A tentacle flailed, and the intercom button was struck, and the being I would eventually know as Raxix said, in that remarkable parrot-like voice, “Greetings we send. Zyrgi Blanu we are. Grant you the peace of the gods we will.”

The peace of the gods could sound like a threat, but I'd grown up around door-to-door preachers and I thought I knew what was going on. It turns out, I'd guessed right.

The Zyrgi organized every aspect of their lives along the lines of their religion, and the Zyrginix Gods were an awfully persnickety lot. What they wore on what days of their calandar, what they ate, how they mated and procreated – almost every aspect of their lives was circumscribed. I suppose it's not so different from many of the remaining human religions.

Still, while evangelical, they weren't pushy. They didn't have a concept of holy war – or really war at all – organizing everything along the lines of commercial exchange and voluntary participation. But their ideas of voluntary and their ideas of commerce could be slippery.

A few years before, a minor Zyrgi functionary was visiting one of the larger Zyrginix Faithful enclaves on Luna, and asked them what they wanted. They said they wanted to serve the gods better. Within hours, a nanobio swarm much like those used by the posthuman collectives had infiltrated the lunar air ducts, and every human being with a sucker-shaped tatoo on their arm had begun to transform into a Zyrgi.

So I had to consider carefully. It was absolutely within Zyrgi technological capabilities to alter the neurobiology of every human in the Sol system. On the other hand, if we insulted their gods, they would leave, and take their advanced physics with them.

Was Submcommandant Rax asking me whether humans should be fixed? Or whether human institutions should be fixed? Or whether they should show us a better way?

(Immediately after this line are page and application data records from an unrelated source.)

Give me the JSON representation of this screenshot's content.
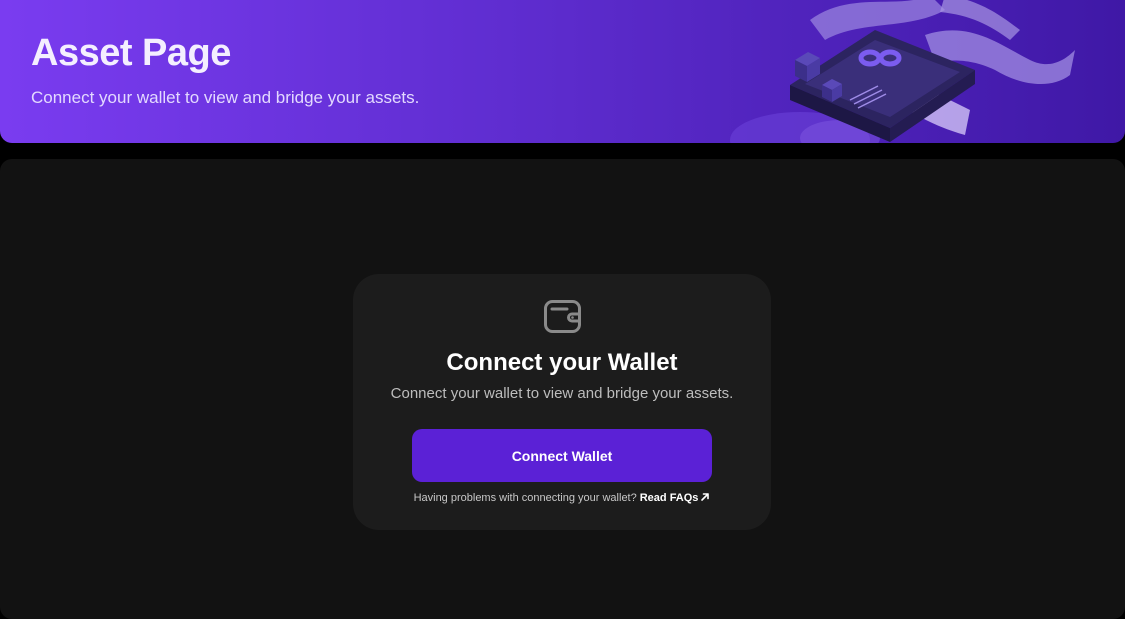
{
  "header": {
    "title": "Asset Page",
    "subtitle": "Connect your wallet to view and bridge your assets.",
    "illustration": "bridge-device-illustration"
  },
  "card": {
    "icon": "wallet-icon",
    "title": "Connect your Wallet",
    "subtitle": "Connect your wallet to view and bridge your assets.",
    "button_label": "Connect Wallet",
    "help_text": "Having problems with connecting your wallet?",
    "faq_link_label": "Read FAQs",
    "faq_link_icon": "external-arrow-icon"
  },
  "colors": {
    "accent": "#5b21d6",
    "header_gradient_start": "#7a3cf0",
    "header_gradient_end": "#3f18a6",
    "page_background": "#000000",
    "panel_background": "#121212",
    "card_background": "#1c1c1c"
  }
}
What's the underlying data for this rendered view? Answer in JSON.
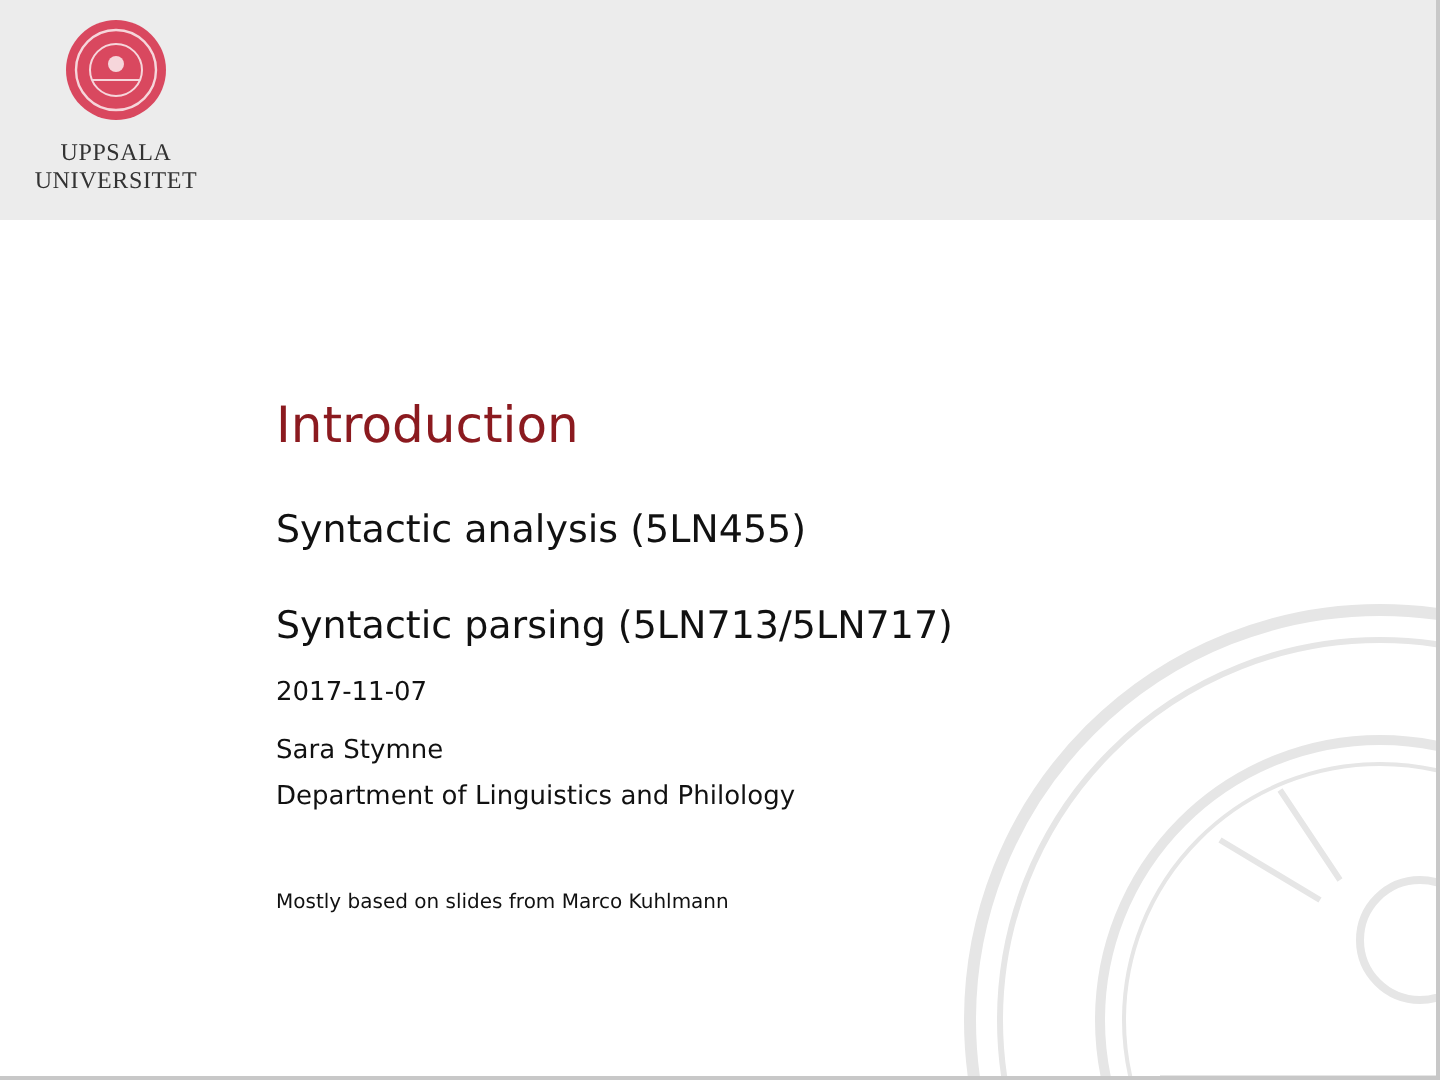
{
  "header": {
    "logo_lines": [
      "UPPSALA",
      "UNIVERSITET"
    ]
  },
  "slide": {
    "title": "Introduction",
    "subtitles": [
      "Syntactic analysis (5LN455)",
      "Syntactic parsing (5LN713/5LN717)"
    ],
    "date": "2017-11-07",
    "author": "Sara Stymne",
    "department": "Department of Linguistics and Philology",
    "note": "Mostly based on slides from Marco Kuhlmann"
  }
}
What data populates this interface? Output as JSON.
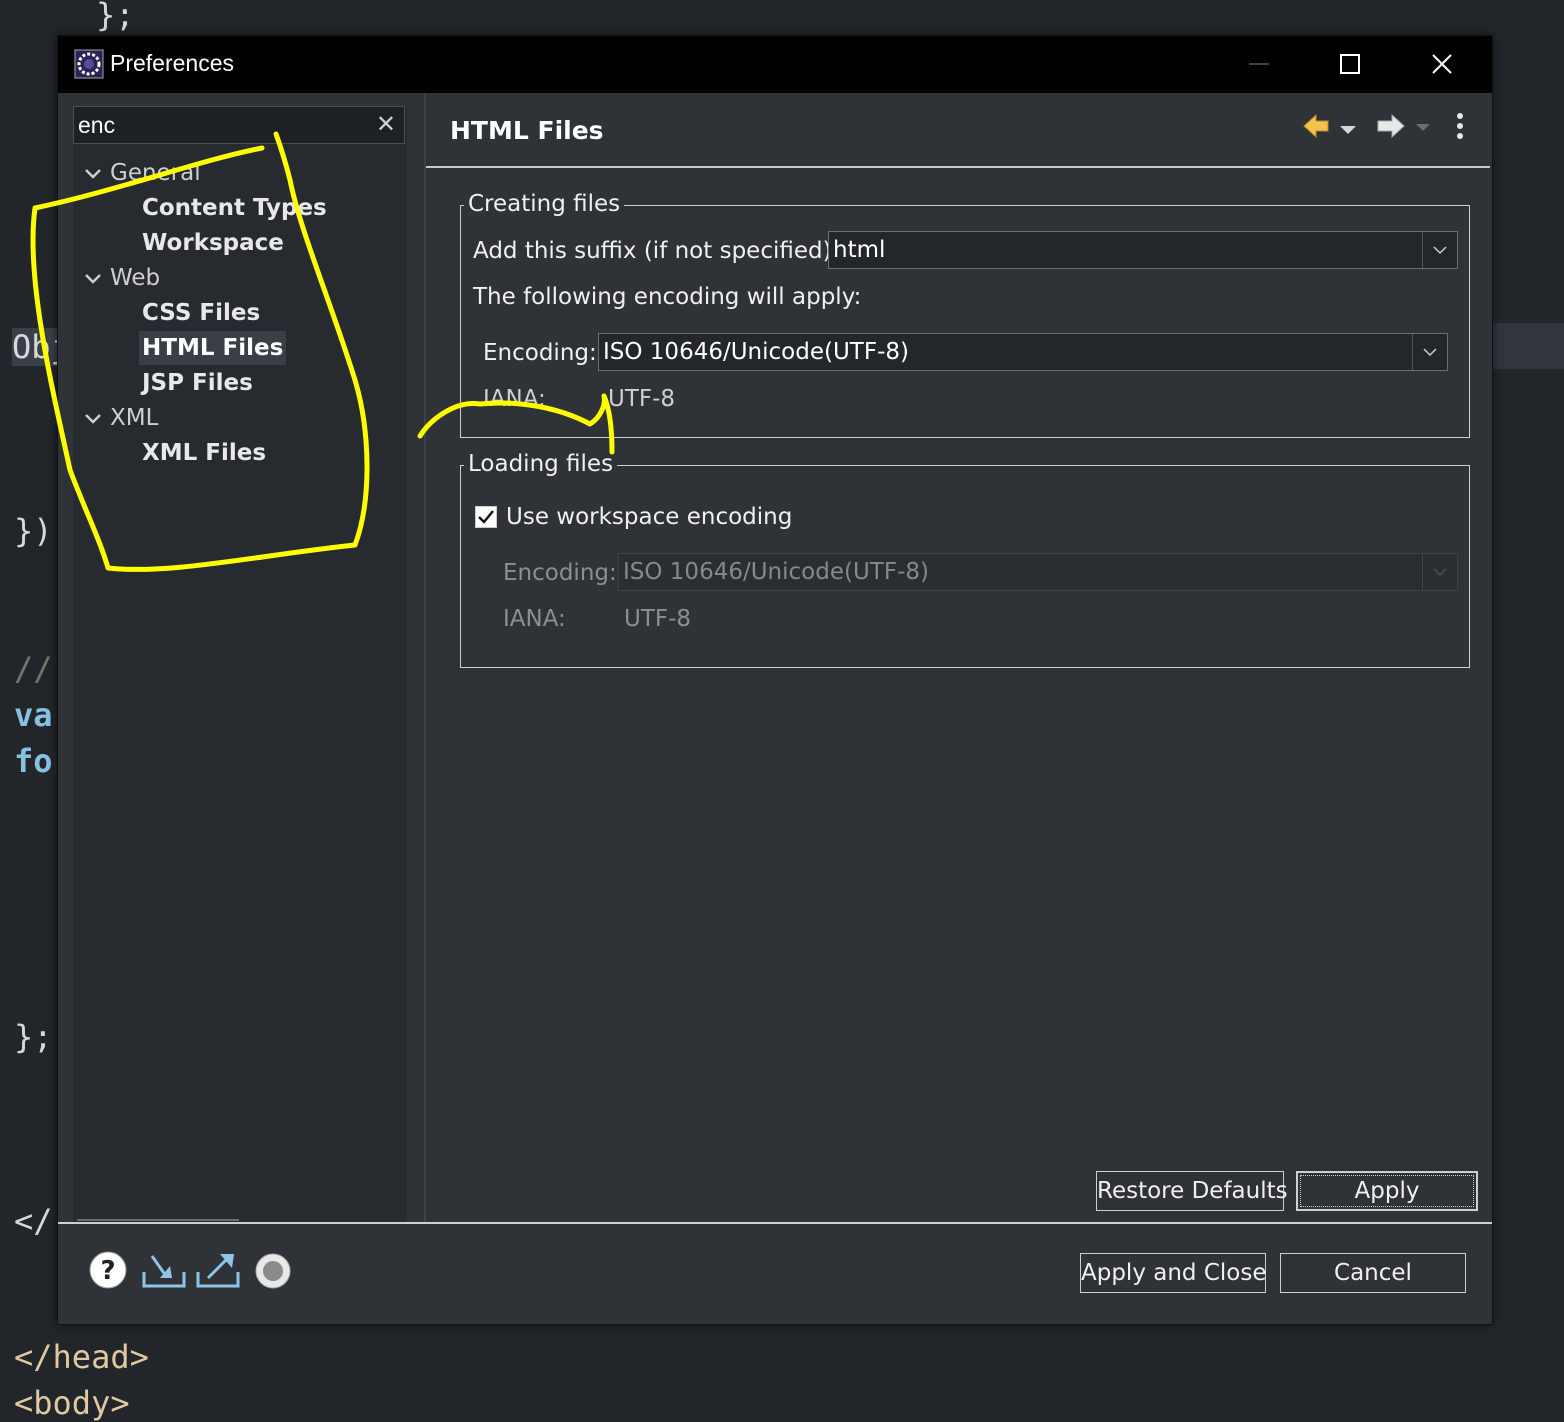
{
  "editor": {
    "line_top": "};",
    "line_obj": "Obj",
    "line_close1": "})",
    "line_comment": "//",
    "line_var": "var",
    "line_for": "for",
    "line_close2": "};",
    "line_tag": "</",
    "line_head": "</head>",
    "line_body": "<body>"
  },
  "window": {
    "title": "Preferences",
    "app_icon": "eclipse-icon",
    "minimize_icon": "minimize-icon",
    "maximize_icon": "maximize-icon",
    "close_icon": "close-icon"
  },
  "sidebar": {
    "filter_value": "enc",
    "clear_icon": "clear-icon",
    "tree": [
      {
        "label": "General",
        "expanded": true,
        "children": [
          "Content Types",
          "Workspace"
        ]
      },
      {
        "label": "Web",
        "expanded": true,
        "children": [
          "CSS Files",
          "HTML Files",
          "JSP Files"
        ]
      },
      {
        "label": "XML",
        "expanded": true,
        "children": [
          "XML Files"
        ]
      }
    ],
    "selected": "HTML Files"
  },
  "page": {
    "title": "HTML Files",
    "nav_icons": [
      "back-arrow-icon",
      "forward-arrow-icon",
      "more-vert-icon"
    ],
    "creating": {
      "group_title": "Creating files",
      "suffix_label": "Add this suffix (if not specified):",
      "suffix_value": "html",
      "apply_text": "The following encoding will apply:",
      "encoding_label": "Encoding:",
      "encoding_value": "ISO 10646/Unicode(UTF-8)",
      "iana_label": "IANA:",
      "iana_value": "UTF-8"
    },
    "loading": {
      "group_title": "Loading files",
      "checkbox_label": "Use workspace encoding",
      "checkbox_checked": true,
      "encoding_label": "Encoding:",
      "encoding_value": "ISO 10646/Unicode(UTF-8)",
      "iana_label": "IANA:",
      "iana_value": "UTF-8"
    },
    "restore_defaults": "Restore Defaults",
    "apply": "Apply"
  },
  "footer": {
    "icons": [
      "help-icon",
      "import-icon",
      "export-icon",
      "oomph-record-icon"
    ],
    "apply_and_close": "Apply and Close",
    "cancel": "Cancel"
  },
  "annotation": {
    "color": "#ffff00"
  }
}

“Please, no. We must struggle towards the gods on our own, or the reaching them won't mean anything. But we must struggle among the stars.”